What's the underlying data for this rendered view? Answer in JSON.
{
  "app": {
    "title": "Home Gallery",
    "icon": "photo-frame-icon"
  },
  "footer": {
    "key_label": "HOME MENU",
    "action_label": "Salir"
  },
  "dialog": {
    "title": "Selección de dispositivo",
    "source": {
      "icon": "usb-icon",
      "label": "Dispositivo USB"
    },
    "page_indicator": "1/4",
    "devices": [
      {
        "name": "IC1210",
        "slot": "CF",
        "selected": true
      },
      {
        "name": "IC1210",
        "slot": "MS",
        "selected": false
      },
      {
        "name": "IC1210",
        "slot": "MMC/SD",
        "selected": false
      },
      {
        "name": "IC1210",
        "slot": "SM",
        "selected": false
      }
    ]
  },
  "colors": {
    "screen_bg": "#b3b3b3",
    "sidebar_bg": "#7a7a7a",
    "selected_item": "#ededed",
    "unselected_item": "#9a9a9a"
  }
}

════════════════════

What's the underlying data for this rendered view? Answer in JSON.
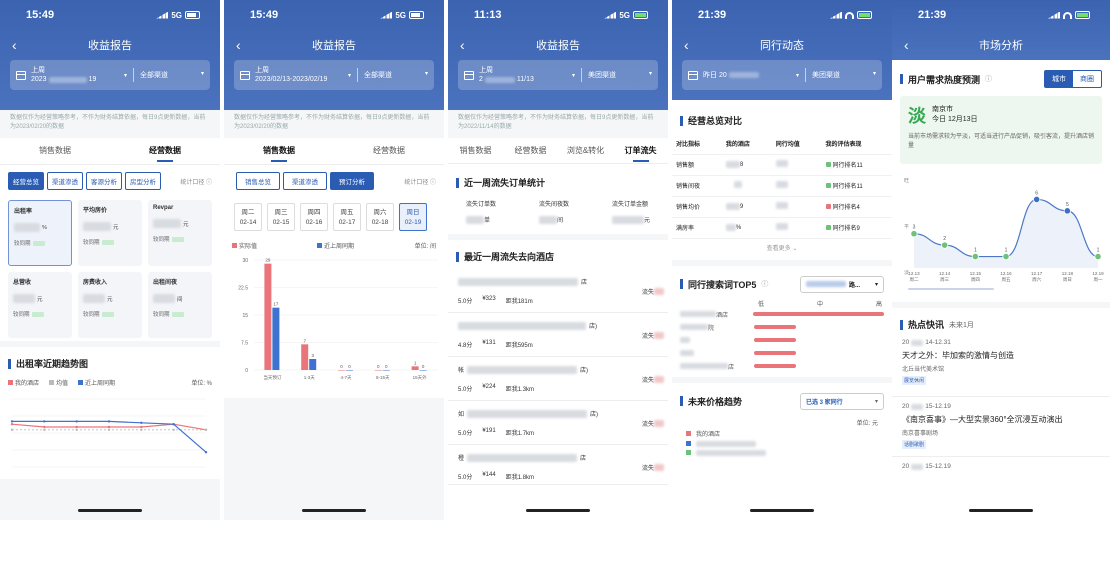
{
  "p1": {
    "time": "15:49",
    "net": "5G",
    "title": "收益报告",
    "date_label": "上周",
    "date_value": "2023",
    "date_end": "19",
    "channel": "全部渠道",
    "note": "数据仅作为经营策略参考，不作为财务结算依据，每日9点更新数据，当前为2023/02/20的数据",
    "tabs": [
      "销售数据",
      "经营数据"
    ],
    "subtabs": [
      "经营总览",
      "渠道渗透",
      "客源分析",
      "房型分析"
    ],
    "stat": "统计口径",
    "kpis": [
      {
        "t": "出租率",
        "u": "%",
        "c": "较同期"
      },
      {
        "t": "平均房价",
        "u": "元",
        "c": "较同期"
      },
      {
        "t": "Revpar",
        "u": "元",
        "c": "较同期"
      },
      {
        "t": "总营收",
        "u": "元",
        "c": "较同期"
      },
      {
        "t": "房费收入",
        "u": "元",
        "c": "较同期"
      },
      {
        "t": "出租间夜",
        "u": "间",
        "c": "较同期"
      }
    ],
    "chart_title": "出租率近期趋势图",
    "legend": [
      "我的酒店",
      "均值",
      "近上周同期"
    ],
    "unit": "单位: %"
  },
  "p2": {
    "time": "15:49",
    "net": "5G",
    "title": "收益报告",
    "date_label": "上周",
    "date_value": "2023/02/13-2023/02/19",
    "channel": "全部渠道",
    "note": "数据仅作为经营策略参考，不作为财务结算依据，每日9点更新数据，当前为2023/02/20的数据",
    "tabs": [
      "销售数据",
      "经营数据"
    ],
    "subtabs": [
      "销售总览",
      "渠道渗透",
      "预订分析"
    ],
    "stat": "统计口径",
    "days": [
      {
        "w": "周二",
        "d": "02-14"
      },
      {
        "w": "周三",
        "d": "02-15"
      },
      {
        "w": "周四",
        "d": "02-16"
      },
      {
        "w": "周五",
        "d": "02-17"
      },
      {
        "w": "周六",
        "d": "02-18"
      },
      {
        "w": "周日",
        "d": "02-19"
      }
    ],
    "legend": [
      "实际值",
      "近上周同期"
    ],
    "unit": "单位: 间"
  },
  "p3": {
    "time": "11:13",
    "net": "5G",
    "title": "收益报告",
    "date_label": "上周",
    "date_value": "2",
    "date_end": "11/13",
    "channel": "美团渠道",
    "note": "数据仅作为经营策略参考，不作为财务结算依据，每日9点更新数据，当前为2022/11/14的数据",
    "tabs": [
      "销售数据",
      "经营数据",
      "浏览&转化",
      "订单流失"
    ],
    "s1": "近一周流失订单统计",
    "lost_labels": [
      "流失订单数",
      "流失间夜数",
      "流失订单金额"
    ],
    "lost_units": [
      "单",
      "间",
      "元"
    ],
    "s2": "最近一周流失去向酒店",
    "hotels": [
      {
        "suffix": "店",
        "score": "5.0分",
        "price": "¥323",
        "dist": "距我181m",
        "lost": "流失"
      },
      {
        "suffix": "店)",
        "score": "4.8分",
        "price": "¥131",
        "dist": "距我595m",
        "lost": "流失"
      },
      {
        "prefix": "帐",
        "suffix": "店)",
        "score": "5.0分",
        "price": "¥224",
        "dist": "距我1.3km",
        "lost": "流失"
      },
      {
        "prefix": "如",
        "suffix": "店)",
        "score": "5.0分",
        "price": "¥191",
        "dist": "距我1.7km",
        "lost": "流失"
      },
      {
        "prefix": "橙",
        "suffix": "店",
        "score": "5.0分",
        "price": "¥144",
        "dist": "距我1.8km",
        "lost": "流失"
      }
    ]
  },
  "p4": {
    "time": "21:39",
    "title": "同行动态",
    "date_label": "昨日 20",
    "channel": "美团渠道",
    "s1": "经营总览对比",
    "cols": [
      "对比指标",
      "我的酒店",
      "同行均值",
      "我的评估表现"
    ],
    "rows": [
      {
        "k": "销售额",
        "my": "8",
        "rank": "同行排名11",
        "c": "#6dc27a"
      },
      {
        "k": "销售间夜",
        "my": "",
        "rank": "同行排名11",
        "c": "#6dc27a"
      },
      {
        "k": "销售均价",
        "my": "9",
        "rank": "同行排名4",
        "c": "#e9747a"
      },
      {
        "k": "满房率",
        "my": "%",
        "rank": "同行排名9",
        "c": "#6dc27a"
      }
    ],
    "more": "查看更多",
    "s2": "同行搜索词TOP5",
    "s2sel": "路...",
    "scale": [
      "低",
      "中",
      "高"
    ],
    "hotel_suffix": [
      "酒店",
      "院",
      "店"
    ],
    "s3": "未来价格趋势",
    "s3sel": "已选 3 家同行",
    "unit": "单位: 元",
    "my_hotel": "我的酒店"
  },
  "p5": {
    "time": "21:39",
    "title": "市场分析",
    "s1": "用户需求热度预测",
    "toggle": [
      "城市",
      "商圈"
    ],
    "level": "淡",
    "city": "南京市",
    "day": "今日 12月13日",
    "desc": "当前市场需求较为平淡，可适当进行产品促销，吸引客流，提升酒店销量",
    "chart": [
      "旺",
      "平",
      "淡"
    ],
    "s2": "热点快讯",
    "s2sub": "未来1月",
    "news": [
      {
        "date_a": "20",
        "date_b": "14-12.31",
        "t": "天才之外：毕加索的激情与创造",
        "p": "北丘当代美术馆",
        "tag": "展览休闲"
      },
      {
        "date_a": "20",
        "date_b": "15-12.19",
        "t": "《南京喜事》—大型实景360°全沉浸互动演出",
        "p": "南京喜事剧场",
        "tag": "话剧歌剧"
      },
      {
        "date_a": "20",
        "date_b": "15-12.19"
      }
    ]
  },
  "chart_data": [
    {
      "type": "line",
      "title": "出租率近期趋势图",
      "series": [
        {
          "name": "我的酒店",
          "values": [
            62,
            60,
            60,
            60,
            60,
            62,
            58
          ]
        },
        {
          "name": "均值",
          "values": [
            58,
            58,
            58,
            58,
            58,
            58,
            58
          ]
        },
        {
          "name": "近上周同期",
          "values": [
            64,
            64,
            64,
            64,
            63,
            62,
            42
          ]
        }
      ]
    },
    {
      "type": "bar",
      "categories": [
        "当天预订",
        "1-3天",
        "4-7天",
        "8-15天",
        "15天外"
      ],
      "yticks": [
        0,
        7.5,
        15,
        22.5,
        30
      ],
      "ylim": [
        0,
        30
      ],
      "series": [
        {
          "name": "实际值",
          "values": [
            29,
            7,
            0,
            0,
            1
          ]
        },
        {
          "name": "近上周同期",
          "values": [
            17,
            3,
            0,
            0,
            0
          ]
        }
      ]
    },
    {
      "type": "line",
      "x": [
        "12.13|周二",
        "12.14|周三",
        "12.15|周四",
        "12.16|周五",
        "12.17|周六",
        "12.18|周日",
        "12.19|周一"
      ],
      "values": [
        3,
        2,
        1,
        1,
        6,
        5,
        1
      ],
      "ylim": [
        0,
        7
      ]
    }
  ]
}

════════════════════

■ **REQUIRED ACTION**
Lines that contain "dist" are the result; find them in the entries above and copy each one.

■ **TASK SOLUTION**
        "dist": "距我181m",
        "dist": "距我595m",
        "dist": "距我1.3km",
        "dist": "距我1.7km",
        "dist": "距我1.8km",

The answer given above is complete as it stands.